January 6, 2015
A flying camera, an invisible piano keyboard that can be played, sensors that help the visually impaired navigate the world… these are just some of the technologies that will make 2015 a watershed year. “It’s the beginning of the next consumer technology wave,” said Intel CEO Brian Krzanich in his CES keynote address. “The last time we saw a wave of change this big was 20 years ago today, in 1995, with a revolution in consumer computing with the Pentium processor and first commercial browsers.”
“We’re going from a two-dimensional world to a three-dimensional world, which will change how we experience computing,” he added, naming three aspects of the 2015 wave of change: computing unleashed, intelligence everywhere and the wearable revolution.

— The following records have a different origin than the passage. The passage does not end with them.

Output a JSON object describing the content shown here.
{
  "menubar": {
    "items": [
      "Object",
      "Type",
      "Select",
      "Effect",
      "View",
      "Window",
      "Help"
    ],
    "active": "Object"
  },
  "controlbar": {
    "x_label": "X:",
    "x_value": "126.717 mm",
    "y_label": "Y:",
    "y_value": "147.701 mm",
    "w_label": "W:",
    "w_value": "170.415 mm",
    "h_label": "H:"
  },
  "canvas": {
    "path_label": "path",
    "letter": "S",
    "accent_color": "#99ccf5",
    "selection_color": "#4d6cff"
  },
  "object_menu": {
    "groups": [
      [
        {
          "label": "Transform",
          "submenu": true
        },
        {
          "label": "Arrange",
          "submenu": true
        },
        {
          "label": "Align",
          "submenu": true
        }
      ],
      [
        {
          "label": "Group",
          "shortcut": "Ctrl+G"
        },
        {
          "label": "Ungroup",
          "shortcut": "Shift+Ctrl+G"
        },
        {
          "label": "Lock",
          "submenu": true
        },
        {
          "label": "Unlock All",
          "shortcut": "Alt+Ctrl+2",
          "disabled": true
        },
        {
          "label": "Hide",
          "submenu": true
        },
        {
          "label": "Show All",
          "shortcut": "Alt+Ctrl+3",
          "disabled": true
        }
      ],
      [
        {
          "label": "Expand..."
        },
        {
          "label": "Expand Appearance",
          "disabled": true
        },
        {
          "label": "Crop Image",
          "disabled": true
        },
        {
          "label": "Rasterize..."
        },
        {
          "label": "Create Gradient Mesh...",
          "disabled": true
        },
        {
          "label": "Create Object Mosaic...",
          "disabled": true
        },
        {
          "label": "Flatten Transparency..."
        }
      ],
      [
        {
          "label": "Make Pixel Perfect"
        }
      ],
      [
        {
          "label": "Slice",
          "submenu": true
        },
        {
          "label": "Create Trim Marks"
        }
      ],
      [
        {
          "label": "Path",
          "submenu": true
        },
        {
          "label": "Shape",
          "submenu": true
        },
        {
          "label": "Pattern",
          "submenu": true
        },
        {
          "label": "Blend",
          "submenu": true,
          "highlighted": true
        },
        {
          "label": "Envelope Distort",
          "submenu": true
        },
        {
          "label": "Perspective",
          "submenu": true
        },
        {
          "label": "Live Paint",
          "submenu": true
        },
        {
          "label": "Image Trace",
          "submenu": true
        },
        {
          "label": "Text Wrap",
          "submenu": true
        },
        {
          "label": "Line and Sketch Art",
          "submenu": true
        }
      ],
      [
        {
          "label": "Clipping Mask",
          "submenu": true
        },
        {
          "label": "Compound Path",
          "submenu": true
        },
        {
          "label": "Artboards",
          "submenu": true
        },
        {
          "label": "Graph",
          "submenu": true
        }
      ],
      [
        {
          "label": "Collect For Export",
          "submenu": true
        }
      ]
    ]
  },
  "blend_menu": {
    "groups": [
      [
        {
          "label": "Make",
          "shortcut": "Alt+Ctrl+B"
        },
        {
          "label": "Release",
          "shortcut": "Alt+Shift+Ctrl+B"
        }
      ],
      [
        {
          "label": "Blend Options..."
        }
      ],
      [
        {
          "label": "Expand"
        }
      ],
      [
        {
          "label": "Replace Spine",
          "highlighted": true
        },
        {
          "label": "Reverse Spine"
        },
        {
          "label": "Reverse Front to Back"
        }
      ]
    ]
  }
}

Computers will interact in three-dimensional space, see and hear, and become wire-free, according to Krzanich. The new 3D Dell Venue 8 (right), an Android tablet priced at $399, uses Intel’s RealSense cameras. In another demo, a chef controlled a video recipe with gestures and voice commands.
Krzanich reports that seven Intel partners are coming out with RealSense-enabled devices. Intel and Marriott are partnering to provide wireless chargers in some of their properties in Q3/4 2015. Intel is also working with Hilton, Jaguar, Land Rover, and major computer manufacturers.
Dion Weisler, HP EVP of printing and personal systems, demonstrated HP’s new Sprout, with a built-in RealSense camera. Sprout enables users to bring objects from the physical world into the digital world. HP is also entering the 3D printing field with the Multi-Jet Fusion 3D printer, which Weisler dubs “a tool to trigger the next Industrial Revolution.”
With regard to Intelligence Everywhere, Krzanich notes that IoT’s fundamental concept is to add connectivity to everything in our lives. He demonstrated advances to the smart home as well as iRobot’s new Ava robot. Equipped with a 3D camera and a display, Ava allowed iRobot CEO Colin Angle to speak remotely from Boston; Ava then moved offstage autonomously. In another demonstration, smart drones navigated a daunting obstacle course.
The Wearable Revolution just began a year ago, suggests Krzanich. “They are a natural extension of computing,” he said. Powering the next-gen wearables is Intel’s latest computer: Curie, which includes a processor and sensors and is as small as a button. Curie (below) will be available in Q3/4 2015.
“Curie is really meant to be a platform,” Krzanich said. “This product can deliver wearables in a range of form factors and changes the game of wearables.” He also announced a new wearables partner in the fashion space, Oakley.
Intel has also been working on using RealSense to give visually impaired people a better sense of their environment. An Intel employee who is visually impaired talked about how his shirt — outfitted with sensors that vibrate when people or objects approach — has changed how he navigates the world. Intel will make the technology available to other developers.
The first place winner of last year’s Make It Wearable contest — Nixie — demonstrated its flying camera that otherwise resides on the wrist. Krzanich announced that the 2015 Make It Wearable contest will be “bigger and better.”
Lastly, Krzanich announced Intel’s commitment to inclusion and diversity. “I’m here to say tonight, it’s time to step up and do more,” he said. “It’s not good enough to say we value diversity and not have our industry reflect that with women and under-represented minorities.” Intel pledges to reach full representation in its workforce by 2020, and will invest $300 million to back-up the efforts to reach that.